=== DATASET RECORDS ===

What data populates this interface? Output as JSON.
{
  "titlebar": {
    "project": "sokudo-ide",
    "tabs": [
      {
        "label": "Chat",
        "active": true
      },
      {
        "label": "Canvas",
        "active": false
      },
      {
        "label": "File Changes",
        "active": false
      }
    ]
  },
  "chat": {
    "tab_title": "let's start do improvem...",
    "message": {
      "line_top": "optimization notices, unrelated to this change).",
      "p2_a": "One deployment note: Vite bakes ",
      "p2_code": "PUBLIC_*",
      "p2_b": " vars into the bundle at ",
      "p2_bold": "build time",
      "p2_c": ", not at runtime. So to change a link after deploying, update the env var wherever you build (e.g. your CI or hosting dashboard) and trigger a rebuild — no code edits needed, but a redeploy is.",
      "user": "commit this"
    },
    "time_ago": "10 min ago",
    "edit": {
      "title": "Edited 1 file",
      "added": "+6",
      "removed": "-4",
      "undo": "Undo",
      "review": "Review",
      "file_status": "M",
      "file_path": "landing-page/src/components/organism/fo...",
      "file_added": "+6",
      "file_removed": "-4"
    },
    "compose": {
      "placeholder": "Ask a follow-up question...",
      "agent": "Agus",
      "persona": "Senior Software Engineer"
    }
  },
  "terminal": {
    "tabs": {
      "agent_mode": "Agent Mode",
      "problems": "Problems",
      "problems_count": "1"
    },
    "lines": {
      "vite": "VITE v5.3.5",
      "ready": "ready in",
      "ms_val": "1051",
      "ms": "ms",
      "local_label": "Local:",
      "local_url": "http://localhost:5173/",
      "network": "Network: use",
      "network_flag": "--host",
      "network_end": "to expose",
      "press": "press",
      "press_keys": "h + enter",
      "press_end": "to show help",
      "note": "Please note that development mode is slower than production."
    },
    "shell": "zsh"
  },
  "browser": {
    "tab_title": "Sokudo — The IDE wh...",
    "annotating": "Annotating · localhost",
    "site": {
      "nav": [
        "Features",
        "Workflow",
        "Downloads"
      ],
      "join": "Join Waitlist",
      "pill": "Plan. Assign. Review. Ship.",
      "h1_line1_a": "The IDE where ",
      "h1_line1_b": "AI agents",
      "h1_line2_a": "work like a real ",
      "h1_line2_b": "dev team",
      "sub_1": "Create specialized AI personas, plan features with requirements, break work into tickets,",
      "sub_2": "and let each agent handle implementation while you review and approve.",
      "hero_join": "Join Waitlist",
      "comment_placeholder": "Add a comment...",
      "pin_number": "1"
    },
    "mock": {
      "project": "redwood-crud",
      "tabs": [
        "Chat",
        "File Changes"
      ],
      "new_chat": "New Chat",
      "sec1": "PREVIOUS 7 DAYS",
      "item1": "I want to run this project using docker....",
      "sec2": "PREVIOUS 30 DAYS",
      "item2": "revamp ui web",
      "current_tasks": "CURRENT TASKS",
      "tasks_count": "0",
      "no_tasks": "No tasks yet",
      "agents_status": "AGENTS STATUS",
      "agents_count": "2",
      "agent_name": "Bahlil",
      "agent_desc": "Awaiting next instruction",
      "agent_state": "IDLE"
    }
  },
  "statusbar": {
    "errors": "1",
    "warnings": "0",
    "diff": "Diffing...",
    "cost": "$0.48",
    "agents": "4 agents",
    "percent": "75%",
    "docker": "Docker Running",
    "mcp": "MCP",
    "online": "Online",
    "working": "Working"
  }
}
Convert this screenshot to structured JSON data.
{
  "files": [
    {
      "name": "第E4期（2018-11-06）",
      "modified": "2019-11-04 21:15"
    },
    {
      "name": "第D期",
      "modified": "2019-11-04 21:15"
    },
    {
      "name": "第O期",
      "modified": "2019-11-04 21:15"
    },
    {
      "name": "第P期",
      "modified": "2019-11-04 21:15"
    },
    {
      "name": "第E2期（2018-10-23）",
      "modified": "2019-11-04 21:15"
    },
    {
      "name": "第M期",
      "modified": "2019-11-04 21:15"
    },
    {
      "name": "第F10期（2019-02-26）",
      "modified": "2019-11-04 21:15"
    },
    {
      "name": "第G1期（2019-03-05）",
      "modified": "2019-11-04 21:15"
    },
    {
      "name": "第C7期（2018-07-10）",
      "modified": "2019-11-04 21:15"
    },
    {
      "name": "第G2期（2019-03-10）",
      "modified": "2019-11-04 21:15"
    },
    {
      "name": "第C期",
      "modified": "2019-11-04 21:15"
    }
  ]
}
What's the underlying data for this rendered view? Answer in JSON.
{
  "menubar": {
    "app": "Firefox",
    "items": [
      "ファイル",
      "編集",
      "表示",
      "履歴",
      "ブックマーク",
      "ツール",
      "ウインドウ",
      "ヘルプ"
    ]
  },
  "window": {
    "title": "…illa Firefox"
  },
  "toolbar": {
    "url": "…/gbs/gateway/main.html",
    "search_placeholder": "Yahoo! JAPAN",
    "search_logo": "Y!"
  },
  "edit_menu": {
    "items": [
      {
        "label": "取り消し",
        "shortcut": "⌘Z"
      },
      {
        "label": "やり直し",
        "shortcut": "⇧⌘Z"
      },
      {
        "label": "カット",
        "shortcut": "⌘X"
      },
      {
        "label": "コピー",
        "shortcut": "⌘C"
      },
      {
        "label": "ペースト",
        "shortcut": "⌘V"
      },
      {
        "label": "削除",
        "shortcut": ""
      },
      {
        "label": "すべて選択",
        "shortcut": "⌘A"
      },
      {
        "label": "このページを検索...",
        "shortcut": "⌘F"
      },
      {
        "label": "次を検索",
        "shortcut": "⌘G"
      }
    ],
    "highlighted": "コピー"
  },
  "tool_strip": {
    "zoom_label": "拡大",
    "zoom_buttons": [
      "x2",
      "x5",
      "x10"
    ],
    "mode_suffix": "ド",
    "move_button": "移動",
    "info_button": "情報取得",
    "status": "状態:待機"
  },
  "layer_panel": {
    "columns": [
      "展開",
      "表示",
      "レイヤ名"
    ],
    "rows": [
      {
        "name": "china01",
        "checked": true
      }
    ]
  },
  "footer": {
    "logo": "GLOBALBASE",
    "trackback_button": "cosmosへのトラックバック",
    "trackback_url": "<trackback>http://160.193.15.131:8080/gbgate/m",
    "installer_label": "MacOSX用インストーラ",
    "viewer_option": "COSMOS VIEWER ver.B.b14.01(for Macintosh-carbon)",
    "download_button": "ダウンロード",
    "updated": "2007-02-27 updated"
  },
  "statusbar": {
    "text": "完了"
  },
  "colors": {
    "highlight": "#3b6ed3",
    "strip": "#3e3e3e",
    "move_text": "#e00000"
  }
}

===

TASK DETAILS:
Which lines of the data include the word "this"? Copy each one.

YOUR RESPONSE:
What data populates this interface? Output as JSON.
      "line_top": "optimization notices, unrelated to this change).",
      "user": "commit this"
      "item1": "I want to run this project using docker....",
Convert this screenshot to structured JSON data.
What's the underlying data for this rendered view? Answer in JSON.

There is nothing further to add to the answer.